31. Johnsson P, Lipovich L, Grandér D, Morris KV. Evolutionary conservation of long non-coding RNAs; sequence, structure, function. Biochim Biophys Acta. 2014; 1840:1063–1071.

32. Xu D, Yang F, Yuan JH, Zhang L, Bi HS, Zhou CC, Liu F, Wang F, Sun SH. Long noncoding RNAs associated with liver regeneration 1 accelerates hepatocyte proliferation during liver regeneration by activating Wnt/β-catenin signaling. Hepatology. 2013; 58:739–751.

33. Goyama S, Yamamoto G, Shimabe M, Sato T, Ichikawa M, Ogawa S, Chiba S, Kurokawa M. Evi-1 is a critical regulator for hematopoietic stem cells and transformed leukemic cells. Cell Stem Cell. 2008; 3:207–220.

34. Nucifora G. The EVI1 gene in myeloid leukemia. Leukemia. 1997; 11:2022–2031.

35. Deng X, Cao Y, Liu Y, Li F, Sambandam K, Rajaraman S, Perkins AS, Fields AP, Hellmich MR, Townsend CM Jr, Thompson EA, Ko TC. Overexpression of Evi-1 oncoprotein represses TGF-β signaling in colorectal cancer. Mol Carcinog. 2013; 52:255–264.

36. Patel JB, Appaiah HN, Burnett RM, Bhat-Nakshatri P, Wang G, Mehta R, Badve S, Thomson MJ, Hammond S, Steeg P, Liu Y, Nakshatri H. Control of EVI-1 oncogene expression in metastatic breast cancer cells through microRNA miR-22. Oncogene. 2011; 30:1290–1301.

37. Bard-Chapeau EA, Jeyakani J, Kok CH, Muller J, Chua BQ, Gunaratne J, Batagov A, Jenjaroenpun P, Kuznetsov VA, Wei CL, D’Andrea RJ, Bourque G, Jenkins NA, et al. Ecotopic viral integration site 1 (EVI1) regulates multiple cellular processes important for cancer and is a synergistic partner for FOS protein in invasive tumors.
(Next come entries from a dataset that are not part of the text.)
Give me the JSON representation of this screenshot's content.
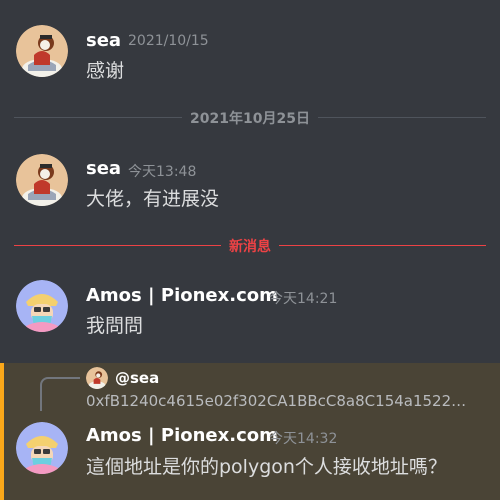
{
  "date_divider": "2021年10月25日",
  "new_divider": "新消息",
  "messages": [
    {
      "username": "sea",
      "timestamp": "2021/10/15",
      "text": "感谢"
    },
    {
      "username": "sea",
      "timestamp": "今天13:48",
      "text": "大佬，有进展没"
    },
    {
      "username": "Amos | Pionex.com",
      "timestamp": "今天14:21",
      "text": "我問問"
    },
    {
      "username": "Amos | Pionex.com",
      "timestamp": "今天14:32",
      "text": "這個地址是你的polygon个人接收地址嗎？"
    }
  ],
  "reply": {
    "mention": "@sea",
    "preview": "0xfB1240c4615e02f302CA1BBcC8a8C154a1522…"
  },
  "colors": {
    "background": "#36393f",
    "highlight": "#4a4436",
    "highlight_bar": "#faa81a",
    "new_divider": "#ed4245"
  },
  "icons": {
    "sea_avatar": "sea-avatar-icon",
    "amos_avatar": "amos-avatar-icon"
  }
}
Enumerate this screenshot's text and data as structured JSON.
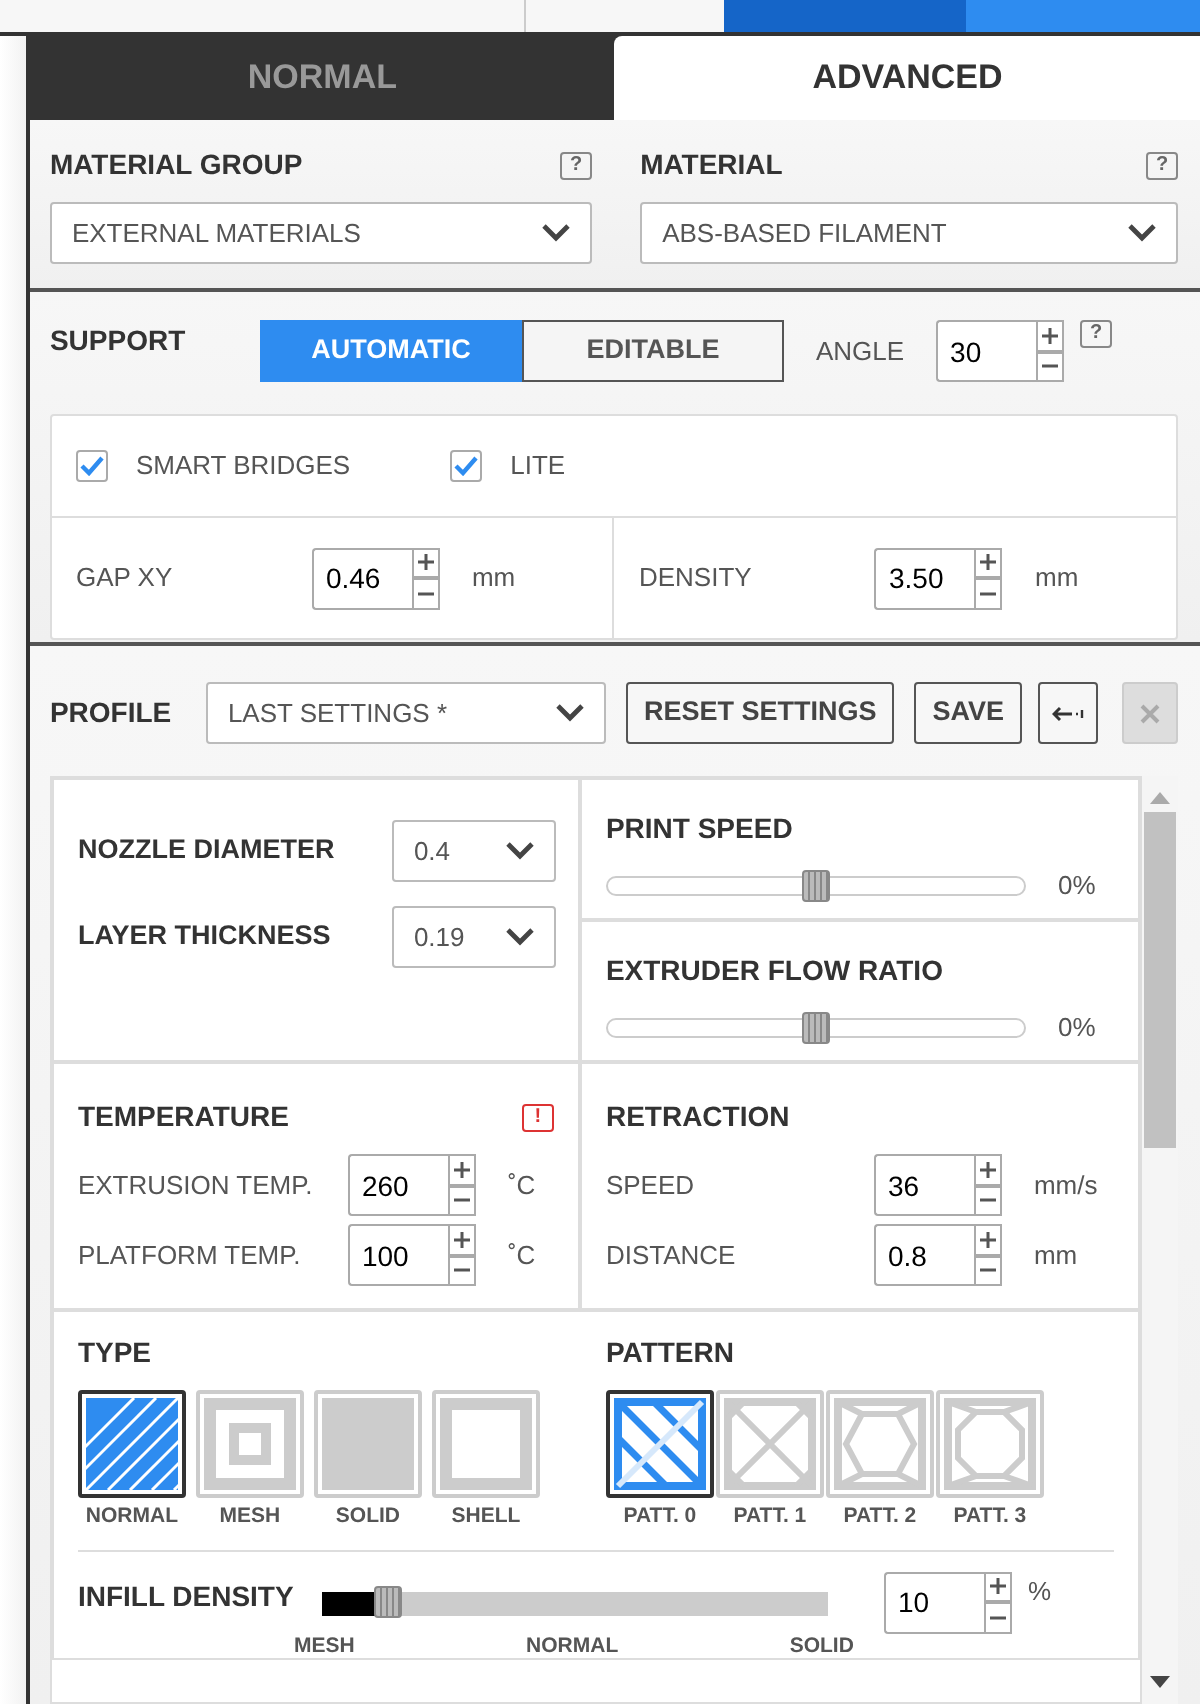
{
  "mode_tabs": [
    {
      "label": "NORMAL",
      "selected": false
    },
    {
      "label": "ADVANCED",
      "selected": true
    }
  ],
  "material": {
    "fields": [
      {
        "label": "MATERIAL GROUP",
        "help": "?",
        "value": "EXTERNAL MATERIALS"
      },
      {
        "label": "MATERIAL",
        "help": "?",
        "value": "ABS-BASED FILAMENT"
      }
    ]
  },
  "support": {
    "title": "SUPPORT",
    "modes": [
      {
        "label": "AUTOMATIC",
        "selected": true
      },
      {
        "label": "EDITABLE",
        "selected": false
      }
    ],
    "angle": {
      "label": "ANGLE",
      "value": "30"
    },
    "help": "?",
    "options": [
      {
        "label": "SMART BRIDGES",
        "checked": true
      },
      {
        "label": "LITE",
        "checked": true
      }
    ],
    "params": [
      {
        "label": "GAP XY",
        "value": "0.46",
        "unit": "mm"
      },
      {
        "label": "DENSITY",
        "value": "3.50",
        "unit": "mm"
      }
    ]
  },
  "profile": {
    "label": "PROFILE",
    "value": "LAST SETTINGS *",
    "buttons": [
      {
        "label": "RESET SETTINGS"
      },
      {
        "label": "SAVE"
      }
    ],
    "icon_buttons": [
      {
        "kind": "back",
        "disabled": false
      },
      {
        "kind": "close",
        "disabled": true
      }
    ]
  },
  "extruder": [
    {
      "label": "NOZZLE DIAMETER",
      "value": "0.4"
    },
    {
      "label": "LAYER THICKNESS",
      "value": "0.19"
    }
  ],
  "sliders": [
    {
      "label": "PRINT SPEED",
      "level": 0.5,
      "reading": "0%"
    },
    {
      "label": "EXTRUDER FLOW RATIO",
      "level": 0.5,
      "reading": "0%"
    }
  ],
  "temperature": {
    "title": "TEMPERATURE",
    "warning": "!",
    "rows": [
      {
        "label": "EXTRUSION TEMP.",
        "value": "260",
        "unit": "˚C"
      },
      {
        "label": "PLATFORM TEMP.",
        "value": "100",
        "unit": "˚C"
      }
    ]
  },
  "retraction": {
    "title": "RETRACTION",
    "rows": [
      {
        "label": "SPEED",
        "value": "36",
        "unit": "mm/s"
      },
      {
        "label": "DISTANCE",
        "value": "0.8",
        "unit": "mm"
      }
    ]
  },
  "infill": {
    "type": {
      "title": "TYPE",
      "items": [
        {
          "kind": "normal",
          "label": "NORMAL",
          "selected": true
        },
        {
          "kind": "mesh",
          "label": "MESH",
          "selected": false
        },
        {
          "kind": "solid",
          "label": "SOLID",
          "selected": false
        },
        {
          "kind": "shell",
          "label": "SHELL",
          "selected": false
        }
      ]
    },
    "pattern": {
      "title": "PATTERN",
      "items": [
        {
          "kind": "diagonal",
          "label": "PATT. 0",
          "selected": true
        },
        {
          "kind": "cross",
          "label": "PATT. 1",
          "selected": false
        },
        {
          "kind": "hexagon",
          "label": "PATT. 2",
          "selected": false
        },
        {
          "kind": "octagon",
          "label": "PATT. 3",
          "selected": false
        }
      ]
    },
    "density": {
      "label": "INFILL DENSITY",
      "level": 0.13,
      "value": "10",
      "unit": "%",
      "scale": [
        "MESH",
        "NORMAL",
        "SOLID"
      ]
    }
  }
}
Proc Natl Acad Sci U S A. 2012; 109:2168–2173.

38. Tanaka T, Nishida J, Mitani K, Ogawa S, Yazaki Y, Hirai H. Evi-1 raises AP-1 activity and stimulates c-fos promoter transactivation with dependence on the second zinc finger domain. J Biol Chem. 1994; 269:24020–24026.

39. Doria M, Klein N, Lucito R, Schneider RJ. The hepatitis B virus HBx protein is a dual specificity cytoplasmic activator of Ras and nuclear activator of transcription factors. EMBO J. 1995; 14:4747–4757.

40. Caselmann WH. Transactivation of cellular gene expression by hepatitis B viral proteins: a possible molecular mechanism of hepatocarcinogenesis. J Hepatol. 1995; 22:34–37.

Creative Commons License All site content, except where otherwise noted, is licensed under a Creative Commons Attribution 4.0 License.
PII: 7993